February 19, 2003


Toxic Talk on War (Lawrence F. Kaplan, February 18, 2003, Washington Post)
From the musty precincts of the Old Right, the contention that Israel and a powerful "cabal" of its American supporters have manufactured the present crisis with Iraq has become canonical. Buchanan, who writes that President Bush has become a client of Israeli Prime Minister Ariel Sharon and the "neoconservative war party," has transformed his new magazine, the American Conservative, into a regular forum for those who share this conviction. One of its contributors, University of Illinois history professor Paul W. Schroeder, deems it self-evident that the plan for an invasion "is being promoted in the interests of Israel."

"Certainly it is being pushed very hard by a number of influential supporters of Israel of the hawkish neoconservative stripe in and outside the administration (Richard Perle, Paul Wolfowitz, William Kristol, and others)," Schroeder writes.
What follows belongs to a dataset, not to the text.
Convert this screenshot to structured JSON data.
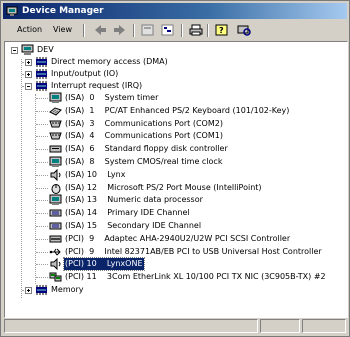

Seconding this appraisal, conservative writer Georgie Anne Geyer, whose column appears weekly in the Washington Times, reveals how "the fanatic neoconservatives around the administration, the rabid Israel supporters in the White House and the Pentagon," plan to wage war in Iraq and then to "democratize the entire Middle East, including Syria and Saudi Arabia, if necessary by military means, in order to secure Ariel Sharon's Israel."

Meanwhile on the left -- where many cannot fathom why, absent the urging of Israelis and their American co-religionists, the Bush administration would be so eager to topple Saddam Hussein -- the socialism of fools has been enjoying something of a vogue. Writing in the Nation, Jason Vest reports that the Bush team's "attack-Iraq chorus," working in tandem with "far-right American Zionists," subscribes to "articles of faith that effectively hold there is no difference between U.S. and Israeli national security interests." The respected liberal intellectual Ian Buruma has managed to locate the reasons for a U.S. war against Iraq in, among other places, "Jewish-American hysteria" and the fact that "macho images of suntanned Jewish soldiers gathered round laughing tough guys such as Ariel Sharon wiped out, as it were, 2,000 years of being Woody Allen."

Nor is this sort of fare the exclusive property of the political fringe. The ubiquitous talk-show host Chris Matthews pins blame for the impending war on "conservative people out there, some of them Jewish, who are very tough on foreign policy. They believe we should fight the Arabs and take them down. They believe that if we don't fight Iraq, Israel will be in danger." Matthews even thinks that Sharon is "writing [Bush's] speeches sometimes" and that Sharon's cabinet ministers are "in bed with the vice president's office and the Defense Department." Syndicated columnist Robert Novak has described the U.S conflict with Iraq as "Sharon's war," adding that national security adviser Condoleezza Rice's branding of Hezbollah as the world's most dangerous terrorist organization suggests that "the U.S. war against terrorism, accused of being Iraq-centric, actually is Israel-centric." Twice in
recent speeches, former senator Gary Hart has said that we "must not let our role in the world be dictated by Americans who too often find it hard to distinguish their loyalties to their original homelands from their loyalties to America and its national interests."

One interesting offshoot of this, though it's necessarily anecdotal, is that many Jews oppose the war precisely because it stirs up anti-Semitism. Posted by Orrin Judd at February 19, 2003 3:13 PM

The first Gulf War should have given the lie to much of the garbage that is being currently spewed.

That it has not should be worrisome for a variety of reasons.

Clearly, the "patriots" will not let up, as they are pursuing a higher agenda.

Posted by: Barry Meislin at February 20, 2003 1:19 AM


I don't think they really are--it's mostly just frustrated middle-aged white guys who don't like the way the world is headed and seek to blame someone. The Jews are always the convenient target for such anger.

Posted by: oj at February 20, 2003 9:01 AM

Is Hizballah really dangerous to anybody except Israel?

Fill me in.

Posted by: M Ali Choudhury at February 20, 2003 9:10 AM

Ali, there's about 300 hundred American dead in Beirut in 1983-84;

plus about 50 Argentines in 1992-

1994; that say different.

Posted by: narciso at February 20, 2003 10:56 AM


Sorry, I don't agree with that. I believe the thing is a lot more insidious and a lot more prevalent than you think, to the point where people's perceptions are "thrown off balance" by the sheer onslaught, and policy has to be seen to be "balanced" rather than correct. It may depend on the area/country as well; and in some places there may even be a backlash, given the nature of the stuff, I suppose. Nonetheless, I would hope you're right and I'm wrong....

As far as Hizbullah goes, they present a risk to the people of Lebanon and Syria if they attack Israel or persist in the threat. If they do decide to attack, they had better make sure it's a debilitating blow.

Posted by: Barry Meislin at February 20, 2003 12:43 PM